## WHAT IS NEEDED:
Select all lines holding the word "JSON" from the entries that follow.

## Component data from apps and pages:
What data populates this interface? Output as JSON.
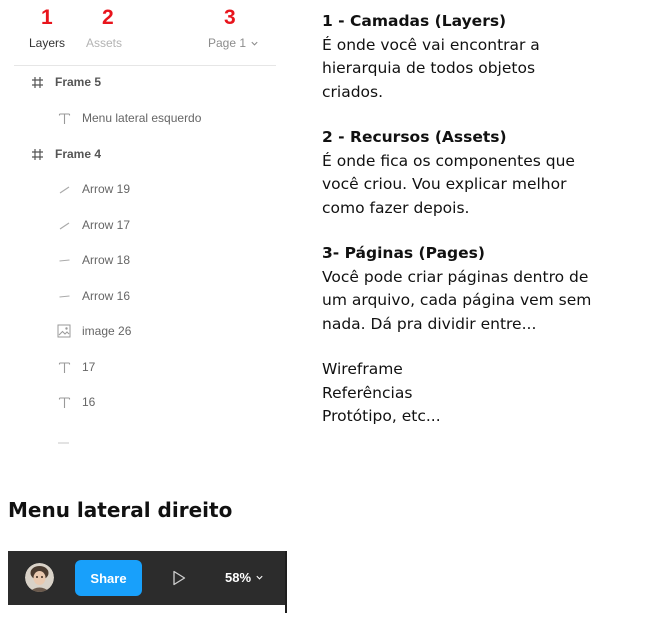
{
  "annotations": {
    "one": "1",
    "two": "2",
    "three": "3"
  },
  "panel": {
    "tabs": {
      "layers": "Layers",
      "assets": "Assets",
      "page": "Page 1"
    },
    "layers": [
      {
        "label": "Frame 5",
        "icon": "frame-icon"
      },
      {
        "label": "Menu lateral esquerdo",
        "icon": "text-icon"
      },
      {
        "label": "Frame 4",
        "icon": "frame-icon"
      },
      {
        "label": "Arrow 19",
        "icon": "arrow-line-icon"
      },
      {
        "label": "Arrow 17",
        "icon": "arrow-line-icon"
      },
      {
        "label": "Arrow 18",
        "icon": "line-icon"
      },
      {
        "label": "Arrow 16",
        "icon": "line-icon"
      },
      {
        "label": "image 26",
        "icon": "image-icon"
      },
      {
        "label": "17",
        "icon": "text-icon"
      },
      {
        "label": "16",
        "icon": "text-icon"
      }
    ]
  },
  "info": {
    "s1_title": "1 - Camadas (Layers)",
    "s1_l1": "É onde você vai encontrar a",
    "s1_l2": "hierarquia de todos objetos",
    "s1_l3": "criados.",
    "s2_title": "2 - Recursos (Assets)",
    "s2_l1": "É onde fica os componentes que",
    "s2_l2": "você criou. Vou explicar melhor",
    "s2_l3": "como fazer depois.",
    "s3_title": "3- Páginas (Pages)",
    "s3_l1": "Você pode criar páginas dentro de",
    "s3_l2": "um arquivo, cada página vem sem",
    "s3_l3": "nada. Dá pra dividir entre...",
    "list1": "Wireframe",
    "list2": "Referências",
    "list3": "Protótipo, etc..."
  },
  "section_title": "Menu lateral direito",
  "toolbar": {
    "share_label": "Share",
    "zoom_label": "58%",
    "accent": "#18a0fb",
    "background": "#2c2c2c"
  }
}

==

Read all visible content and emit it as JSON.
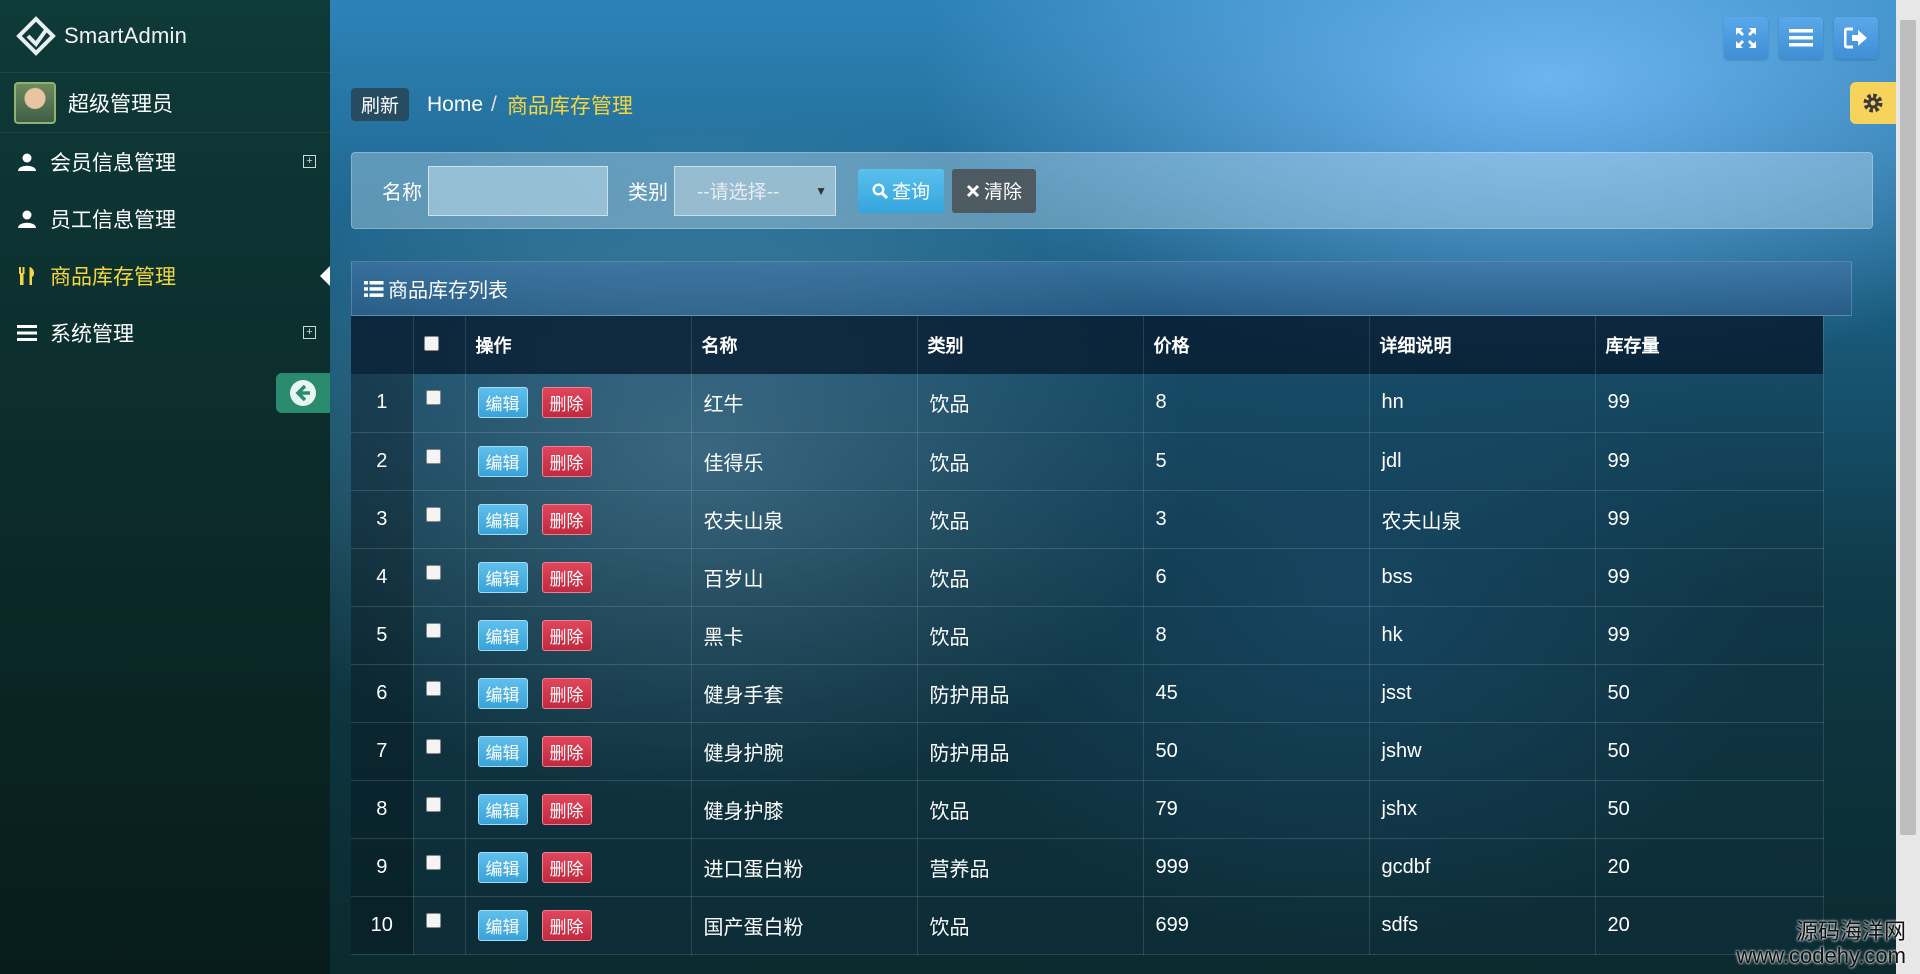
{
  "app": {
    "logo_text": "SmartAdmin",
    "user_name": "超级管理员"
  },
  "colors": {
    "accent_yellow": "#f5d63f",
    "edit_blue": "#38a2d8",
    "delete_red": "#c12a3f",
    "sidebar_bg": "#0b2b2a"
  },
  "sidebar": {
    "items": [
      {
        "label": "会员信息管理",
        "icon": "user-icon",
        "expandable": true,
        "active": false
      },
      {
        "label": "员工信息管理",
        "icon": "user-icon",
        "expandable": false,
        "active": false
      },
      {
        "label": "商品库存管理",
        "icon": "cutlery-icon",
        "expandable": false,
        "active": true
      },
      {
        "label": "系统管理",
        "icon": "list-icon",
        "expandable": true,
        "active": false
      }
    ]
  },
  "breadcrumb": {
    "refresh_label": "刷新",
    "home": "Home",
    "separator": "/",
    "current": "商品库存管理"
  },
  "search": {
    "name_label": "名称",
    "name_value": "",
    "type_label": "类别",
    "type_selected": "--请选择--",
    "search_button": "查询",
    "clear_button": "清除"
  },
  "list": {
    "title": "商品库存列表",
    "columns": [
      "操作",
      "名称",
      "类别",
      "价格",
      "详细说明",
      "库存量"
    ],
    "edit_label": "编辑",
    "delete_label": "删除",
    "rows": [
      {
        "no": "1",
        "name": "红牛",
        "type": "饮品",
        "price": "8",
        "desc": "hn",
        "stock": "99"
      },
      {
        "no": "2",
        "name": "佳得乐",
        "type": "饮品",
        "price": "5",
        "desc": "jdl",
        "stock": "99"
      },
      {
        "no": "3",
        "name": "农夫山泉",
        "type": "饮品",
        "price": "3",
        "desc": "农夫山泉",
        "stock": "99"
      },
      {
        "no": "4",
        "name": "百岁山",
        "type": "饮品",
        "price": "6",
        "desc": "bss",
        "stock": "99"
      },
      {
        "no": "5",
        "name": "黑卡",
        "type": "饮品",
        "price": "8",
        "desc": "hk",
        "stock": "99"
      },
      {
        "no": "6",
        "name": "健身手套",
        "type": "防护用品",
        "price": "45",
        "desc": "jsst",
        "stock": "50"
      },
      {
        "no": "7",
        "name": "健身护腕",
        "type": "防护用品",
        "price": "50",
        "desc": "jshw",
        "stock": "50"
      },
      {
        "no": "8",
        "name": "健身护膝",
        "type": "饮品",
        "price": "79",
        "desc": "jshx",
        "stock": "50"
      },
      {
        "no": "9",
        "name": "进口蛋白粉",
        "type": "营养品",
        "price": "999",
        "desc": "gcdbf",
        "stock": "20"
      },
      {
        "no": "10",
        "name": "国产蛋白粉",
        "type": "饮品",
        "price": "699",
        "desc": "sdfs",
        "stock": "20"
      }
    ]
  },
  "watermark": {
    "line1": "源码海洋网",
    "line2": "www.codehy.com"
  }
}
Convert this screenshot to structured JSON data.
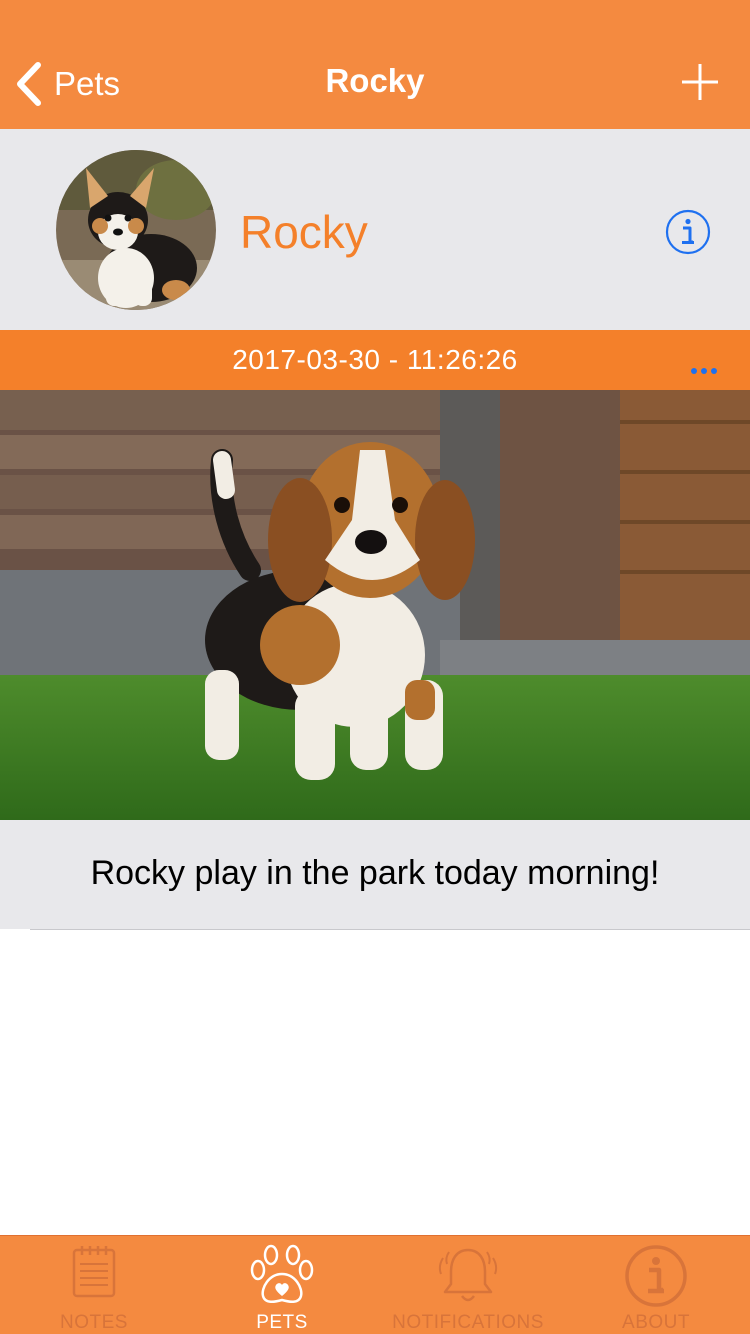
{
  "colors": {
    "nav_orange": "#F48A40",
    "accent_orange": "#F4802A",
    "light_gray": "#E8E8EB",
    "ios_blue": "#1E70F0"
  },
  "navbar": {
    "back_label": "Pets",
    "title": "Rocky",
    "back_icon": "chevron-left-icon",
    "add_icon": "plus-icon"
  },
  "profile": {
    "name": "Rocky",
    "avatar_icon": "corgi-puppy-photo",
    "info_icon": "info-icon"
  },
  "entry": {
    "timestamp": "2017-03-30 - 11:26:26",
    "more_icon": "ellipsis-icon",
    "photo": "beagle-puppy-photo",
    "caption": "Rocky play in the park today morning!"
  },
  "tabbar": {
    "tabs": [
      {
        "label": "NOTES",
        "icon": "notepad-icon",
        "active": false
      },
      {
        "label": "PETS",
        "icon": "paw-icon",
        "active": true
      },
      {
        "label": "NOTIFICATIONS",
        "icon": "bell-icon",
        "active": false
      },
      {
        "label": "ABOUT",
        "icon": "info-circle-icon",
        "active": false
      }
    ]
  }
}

## RESPONSE BELOW:
What data populates this interface? Output as JSON.
Read all visible content and emit it as JSON.
Convert this screenshot to structured JSON data.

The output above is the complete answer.